DESCRIPTION OF THE TASK: Nothing but the images is to be left out of your exact copy of the entries.

[Records excerpted from a collection]
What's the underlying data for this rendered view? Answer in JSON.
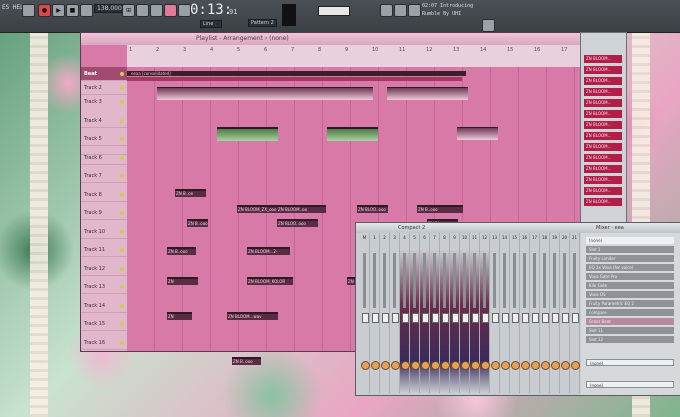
{
  "toolbar": {
    "menu_label": "ES HELP",
    "tempo": "138.000",
    "time": "0:13:",
    "time_small": "91",
    "pattern": "Pattern 2",
    "snap": "Line",
    "hint_line1": "02:07 Introducing",
    "hint_line2": "Rumble By UHI"
  },
  "playlist": {
    "title": "Playlist - Arrangement › (none)",
    "ruler": [
      "1",
      "2",
      "3",
      "4",
      "5",
      "6",
      "7",
      "8",
      "9",
      "10",
      "11",
      "12",
      "13",
      "14",
      "15",
      "16",
      "17"
    ],
    "ribbon_label": "eeaa [consolidated]",
    "tracks": [
      "Beat",
      "Track 2",
      "Track 3",
      "Track 4",
      "Track 5",
      "Track 6",
      "Track 7",
      "Track 8",
      "Track 9",
      "Track 10",
      "Track 11",
      "Track 12",
      "Track 13",
      "Track 14",
      "Track 15",
      "Track 16"
    ],
    "clip_labels": [
      "ZN B..on",
      "ZN BLOOM_ZX_ooo",
      "ZN BLOOM..oo",
      "ZN BLOO..ooo",
      "ZN B..ooo",
      "ZN BLOOM...2-W..ooo",
      "ZN BL..ooo",
      "ZN BLOOM_KOLOR",
      "ZN BLOOM..hm.wav",
      "ZN BLOOM...wav"
    ]
  },
  "rack": {
    "items": [
      "ZN BLOOM...",
      "ZN BLOOM...",
      "ZN BLOOM...",
      "ZN BLOOM...",
      "ZN BLOOM...",
      "ZN BLOOM...",
      "ZN BLOOM...",
      "ZN BLOOM...",
      "ZN BLOOM...",
      "ZN BLOOM...",
      "ZN BLOOM...",
      "ZN BLOOM...",
      "ZN BLOOM...",
      "ZN BLOOM..."
    ]
  },
  "mixer": {
    "title": "Compact 2",
    "side_title": "Mixer - eea",
    "strips": [
      "M",
      "1",
      "2",
      "3",
      "4",
      "5",
      "6",
      "7",
      "8",
      "9",
      "10",
      "11",
      "12",
      "13",
      "14",
      "15",
      "16",
      "17",
      "18",
      "19",
      "20",
      "21"
    ],
    "slots": [
      "(none)",
      "Slot 1",
      "Fruity Limiter",
      "EQ 2x Voxa (for voice)",
      "Voxa Gate Pro",
      "Kilo Gate",
      "Voxa OS",
      "Fruity Parametric EQ 2",
      "compare",
      "Gross Beat",
      "Slot 11",
      "Slot 12"
    ],
    "input_none": "(none)",
    "output_none": "(none)"
  },
  "colors": {
    "accent": "#e07a9a",
    "playlist_bg": "#d77aa8",
    "clip_dark": "#5a2c44",
    "rack_item": "#b11e48"
  }
}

EXERCISE OUTPUT:
What's the underlying data for this rendered view? Answer in JSON.
{
  "toolbar": {
    "menu_label": "ES HELP",
    "tempo": "138.000",
    "time": "0:13:",
    "time_small": "91",
    "pattern": "Pattern 2",
    "snap": "Line",
    "hint_line1": "02:07 Introducing",
    "hint_line2": "Rumble By UHI"
  },
  "playlist": {
    "title": "Playlist - Arrangement › (none)",
    "ruler": [
      "1",
      "2",
      "3",
      "4",
      "5",
      "6",
      "7",
      "8",
      "9",
      "10",
      "11",
      "12",
      "13",
      "14",
      "15",
      "16",
      "17"
    ],
    "ribbon_label": "eeaa [consolidated]",
    "tracks": [
      "Beat",
      "Track 2",
      "Track 3",
      "Track 4",
      "Track 5",
      "Track 6",
      "Track 7",
      "Track 8",
      "Track 9",
      "Track 10",
      "Track 11",
      "Track 12",
      "Track 13",
      "Track 14",
      "Track 15",
      "Track 16"
    ],
    "clip_labels": [
      "ZN B..on",
      "ZN BLOOM_ZX_ooo",
      "ZN BLOOM..oo",
      "ZN BLOO..ooo",
      "ZN B..ooo",
      "ZN BLOOM...2-W..ooo",
      "ZN BL..ooo",
      "ZN BLOOM_KOLOR",
      "ZN BLOOM..hm.wav",
      "ZN BLOOM...wav"
    ]
  },
  "rack": {
    "items": [
      "ZN BLOOM...",
      "ZN BLOOM...",
      "ZN BLOOM...",
      "ZN BLOOM...",
      "ZN BLOOM...",
      "ZN BLOOM...",
      "ZN BLOOM...",
      "ZN BLOOM...",
      "ZN BLOOM...",
      "ZN BLOOM...",
      "ZN BLOOM...",
      "ZN BLOOM...",
      "ZN BLOOM...",
      "ZN BLOOM..."
    ]
  },
  "mixer": {
    "title": "Compact 2",
    "side_title": "Mixer - eea",
    "strips": [
      "M",
      "1",
      "2",
      "3",
      "4",
      "5",
      "6",
      "7",
      "8",
      "9",
      "10",
      "11",
      "12",
      "13",
      "14",
      "15",
      "16",
      "17",
      "18",
      "19",
      "20",
      "21"
    ],
    "slots": [
      "(none)",
      "Slot 1",
      "Fruity Limiter",
      "EQ 2x Voxa (for voice)",
      "Voxa Gate Pro",
      "Kilo Gate",
      "Voxa OS",
      "Fruity Parametric EQ 2",
      "compare",
      "Gross Beat",
      "Slot 11",
      "Slot 12"
    ],
    "input_none": "(none)",
    "output_none": "(none)"
  },
  "colors": {
    "accent": "#e07a9a",
    "playlist_bg": "#d77aa8",
    "clip_dark": "#5a2c44",
    "rack_item": "#b11e48"
  }
}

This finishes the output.